- Dog/Cat bites
- Hit by car
- Barbed wire fences
- Paw pad injuries
- One of the biggest concerns with wounds is the potential for them to develop infection.
- Many wounds can be hidden by fur and can appear days later as discharge from infection
What Does It Look Like?
- Wounds can present as punctures, abrasions, or lacerations
- They can be superficial and only affect the outer layer of skin or they can be deep and be through the skin.
- If allowed to become infected, they can also have a purulent discharge (pus).
What Do You Do?
- The first step is to be safe and muzzle your pet to prevent unintentional biting due to pain.
- Next, it is important to shave the fur over the wounds and the surrounding area to assess the extent of the injuries
- Deep wounds that are through the skin and into the flesh need to be sutured by a veterinarian within 2 to 3 hours after the incident.
- Superficial wounds can be managed at home
- There are two aspects of wound management
- Use betadine scrub to clean wound after shaving
- Hydrogen peroxide can be used, but betadine is better
- Once dried, apply antibiotic ointment
- Apply bandage if bleeding is present, but it is better to leave bandage off if possible and use medical collar to prevent licking
- Use a clean, wet washcloth to remove any discharge or debris
- Re-apply antibiotic ointment
- Change bandage if present
- Hydrotherapy (spraying wound with water from kitchen or bath sprayer for 10-15 min) can speed healing time significantly
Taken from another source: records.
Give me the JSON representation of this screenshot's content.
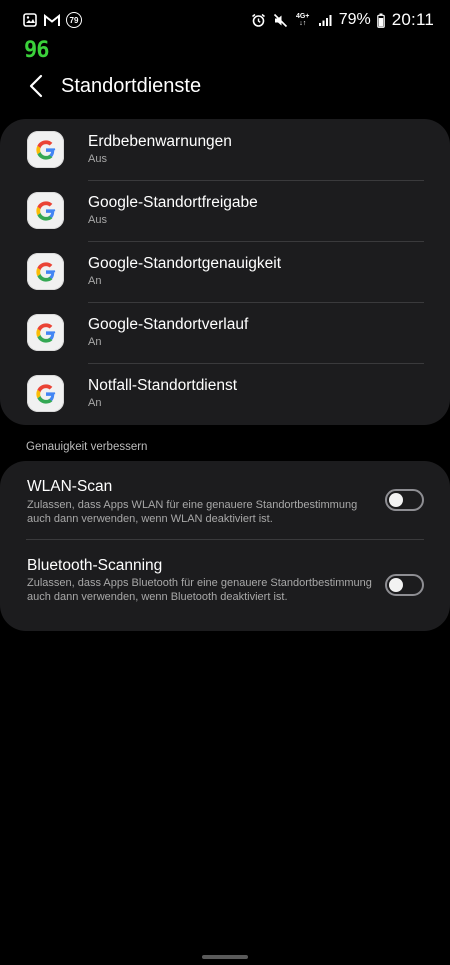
{
  "statusbar": {
    "notification_badge": "79",
    "network_label_top": "4G+",
    "network_label_bottom": "↓↑",
    "battery_percent": "79%",
    "time": "20:11",
    "left_icons": [
      "gallery-icon",
      "gmail-icon",
      "badge-79"
    ],
    "right_icons": [
      "alarm-icon",
      "mute-icon",
      "4g-icon",
      "signal-icon",
      "battery-icon"
    ]
  },
  "overlay": {
    "fps": "96"
  },
  "header": {
    "title": "Standortdienste"
  },
  "services": [
    {
      "title": "Erdbebenwarnungen",
      "status": "Aus",
      "icon": "google-icon"
    },
    {
      "title": "Google-Standortfreigabe",
      "status": "Aus",
      "icon": "google-icon"
    },
    {
      "title": "Google-Standortgenauigkeit",
      "status": "An",
      "icon": "google-icon"
    },
    {
      "title": "Google-Standortverlauf",
      "status": "An",
      "icon": "google-icon"
    },
    {
      "title": "Notfall-Standortdienst",
      "status": "An",
      "icon": "google-icon"
    }
  ],
  "section_label": "Genauigkeit verbessern",
  "toggles": [
    {
      "title": "WLAN-Scan",
      "description": "Zulassen, dass Apps WLAN für eine genauere Standortbestimmung auch dann verwenden, wenn WLAN deaktiviert ist.",
      "state": "off"
    },
    {
      "title": "Bluetooth-Scanning",
      "description": "Zulassen, dass Apps Bluetooth für eine genauere Standortbestimmung auch dann verwenden, wenn Bluetooth deaktiviert ist.",
      "state": "off"
    }
  ],
  "colors": {
    "background": "#000000",
    "card": "#1c1c1e",
    "fps_overlay": "#3bd13b"
  }
}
- Do NOT apply hydrogen peroxide after initial use - it can actually slow down healing